External and Prolapsed Hemorrhoids
Hemorrhoids

External and Prolapsed Hemorrhoids

External and Prolapsed Hemorrhoids

External and Prolapsed Hemorrhoids - We all have two kinds of hemorrhoidal veins: internal, inside the anal passage, and external, on and around the anus. When inflamed internal hemorrhoids end up protruding outside the anal opening, usually because they are pushed out by passing stool, during a bowel movement, they are called prolapsed hemorrhoids. These cause even more discomfort than external hemorrhoids, unlike internal hemorrhoids, which are painless because there are no pain receptors inside the anal passage.
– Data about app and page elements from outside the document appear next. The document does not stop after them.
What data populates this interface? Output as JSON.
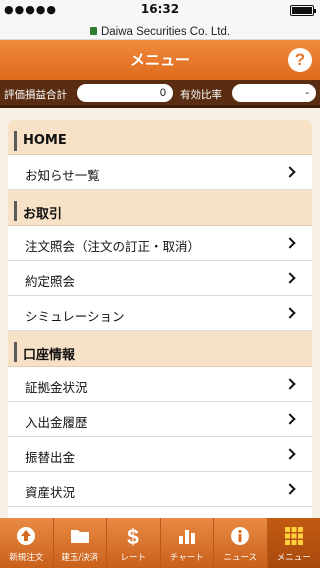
{
  "status_bar": {
    "signal": "●●●●● ",
    "time": "16:32"
  },
  "url_bar": {
    "url": "Daiwa Securities Co. Ltd."
  },
  "header": {
    "title": "メニュー",
    "help": "?"
  },
  "summary": {
    "label1": "評価損益合計",
    "value1": "0",
    "label2": "有効比率",
    "value2": "-"
  },
  "sections": [
    {
      "title": "HOME",
      "items": [
        {
          "label": "お知らせ一覧"
        }
      ]
    },
    {
      "title": "お取引",
      "items": [
        {
          "label": "注文照会（注文の訂正・取消）"
        },
        {
          "label": "約定照会"
        },
        {
          "label": "シミュレーション"
        }
      ]
    },
    {
      "title": "口座情報",
      "items": [
        {
          "label": "証拠金状況"
        },
        {
          "label": "入出金履歴"
        },
        {
          "label": "振替出金"
        },
        {
          "label": "資産状況"
        }
      ]
    }
  ],
  "tabs": [
    {
      "label": "新規注文",
      "icon": "new-order-icon"
    },
    {
      "label": "建玉/決済",
      "icon": "folder-icon"
    },
    {
      "label": "レート",
      "icon": "dollar-icon"
    },
    {
      "label": "チャート",
      "icon": "chart-icon"
    },
    {
      "label": "ニュース",
      "icon": "info-icon"
    },
    {
      "label": "メニュー",
      "icon": "grid-icon"
    }
  ],
  "colors": {
    "header": "#e8782a",
    "summary": "#5a2d12",
    "section": "#f7e2c7",
    "tab_active": "#b0500f"
  }
}
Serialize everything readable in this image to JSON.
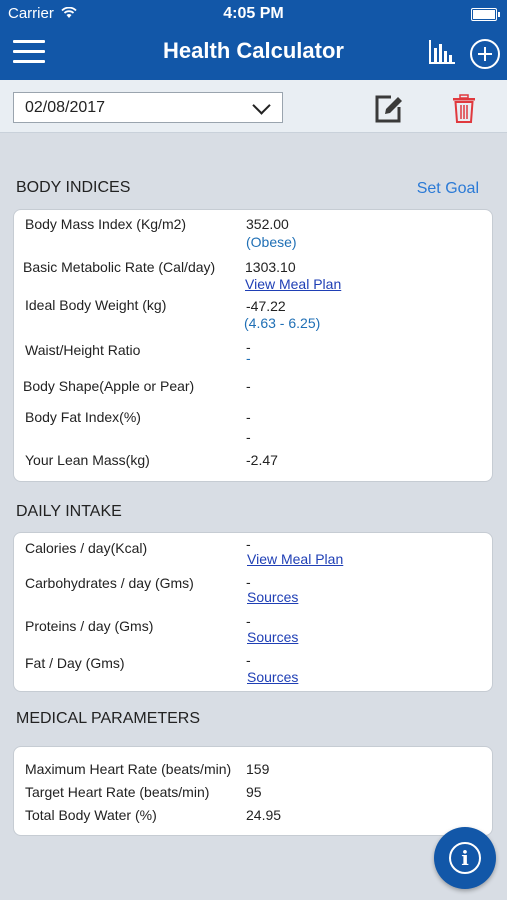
{
  "status_bar": {
    "carrier": "Carrier",
    "time": "4:05 PM"
  },
  "navbar": {
    "title": "Health Calculator",
    "menu_icon": "menu-icon",
    "chart_icon": "chart-icon",
    "add_icon": "plus-circle-icon"
  },
  "toolbar": {
    "date_value": "02/08/2017",
    "edit_icon": "edit-icon",
    "delete_icon": "trash-icon"
  },
  "body_indices": {
    "title": "BODY INDICES",
    "set_goal": "Set Goal",
    "rows": [
      {
        "label": "Body Mass Index (Kg/m2)",
        "value": "352.00",
        "sub": "(Obese)"
      },
      {
        "label": "Basic Metabolic Rate (Cal/day)",
        "value": "1303.10",
        "link": "View Meal Plan"
      },
      {
        "label": "Ideal Body Weight (kg)",
        "value": "-47.22",
        "sub": "(4.63 - 6.25)"
      },
      {
        "label": "Waist/Height Ratio",
        "value": "-",
        "sub": "-"
      },
      {
        "label": "Body Shape(Apple or Pear)",
        "value": "-"
      },
      {
        "label": "Body Fat Index(%)",
        "value": "-",
        "sub": "-"
      },
      {
        "label": "Your Lean Mass(kg)",
        "value": "-2.47"
      }
    ]
  },
  "daily_intake": {
    "title": "DAILY INTAKE",
    "rows": [
      {
        "label": "Calories / day(Kcal)",
        "value": "-",
        "link": "View Meal Plan"
      },
      {
        "label": "Carbohydrates / day (Gms)",
        "value": "-",
        "link": "Sources"
      },
      {
        "label": "Proteins / day (Gms)",
        "value": "-",
        "link": "Sources"
      },
      {
        "label": "Fat / Day (Gms)",
        "value": "-",
        "link": "Sources"
      }
    ]
  },
  "medical_parameters": {
    "title": "MEDICAL PARAMETERS",
    "rows": [
      {
        "label": "Maximum Heart Rate (beats/min)",
        "value": "159"
      },
      {
        "label": "Target Heart Rate (beats/min)",
        "value": "95"
      },
      {
        "label": "Total Body Water (%)",
        "value": "24.95"
      }
    ]
  },
  "fab": {
    "icon": "info-icon",
    "glyph": "i"
  },
  "colors": {
    "primary": "#1257a8",
    "link": "#1f3fb5",
    "accent_link": "#2b7ad6",
    "delete": "#e0393e"
  }
}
External hemorrhoids are the ones which are right at the anal opening or around the anus, on the outside. When these veins swell, there are actual lumps you can feel. Prolapsed hemorrhoids dangle out of the anus. Both can easily bleed.

Prolapsed hemorrhoids are categorized in 4 degrees. A second degree prolapsed hemorrhoid protrudes only temporarily, retracting by itself. A third degree prolapsed hemorrhoid does not withdraw by itself, but with manipulation, it can be reinserted. The worst case, at the fourth degree, is when the hemorrhoid is impossible to reinsert. To further complicate matters, a fourth-degree prolapsed hemorrhoid can be worsened by spasms of the sphincter muscle. When this happens, hemorrhoid may become strangulated or thrombosed. In these cases, even when the prolapsed hemorrhoid can be reinserted, it will reemerge by itself.

All irritated and swollen hemorrhoids can eventually bleed, but it is the external and the prolapsed hemorrhoids which can be damaged, willingly or unwillingly, by scratching and by contact with toilet paper or clothing. Many products are available in pharmacies to help with the itching sensation and to help heal hemorrhoids. Medicated pads and wipes are very convenient for the gentle cleansing of the anal area, after each bowel movement, if bathing is not an option.

External hemorrhoids can be relieved by soaking in cold water, either in the bathtub or using a sitz bath set, designed primarily to fit over a toilet bowl. The cold water will help reduce the swelling and will cool and lessen the itching sensation. For internal and external hemorrhoids, some people prefer warm water sitz baths, because these relax the sphincter muscle and reducing the pressure on the hemorrhoidal veins.

Topical ointments can be applied to external and prolapsed hemorrhoids to promote healing, reduce swelling, and control the irritation and itching. Some home recipes for topical creams prove very useful, as are over the counter medicated balms, many of which have witch hazel as the active ingredient. They successfully treat the problem in only a few days.

At the first sign of irritation of the anal area, take immediate action and precautions to mitigate what can become an excruciating condition.

Leave a Reply

Your email address will not be published. Required fields are marked *

This site uses Akismet to reduce spam. Learn how your comment data is processed.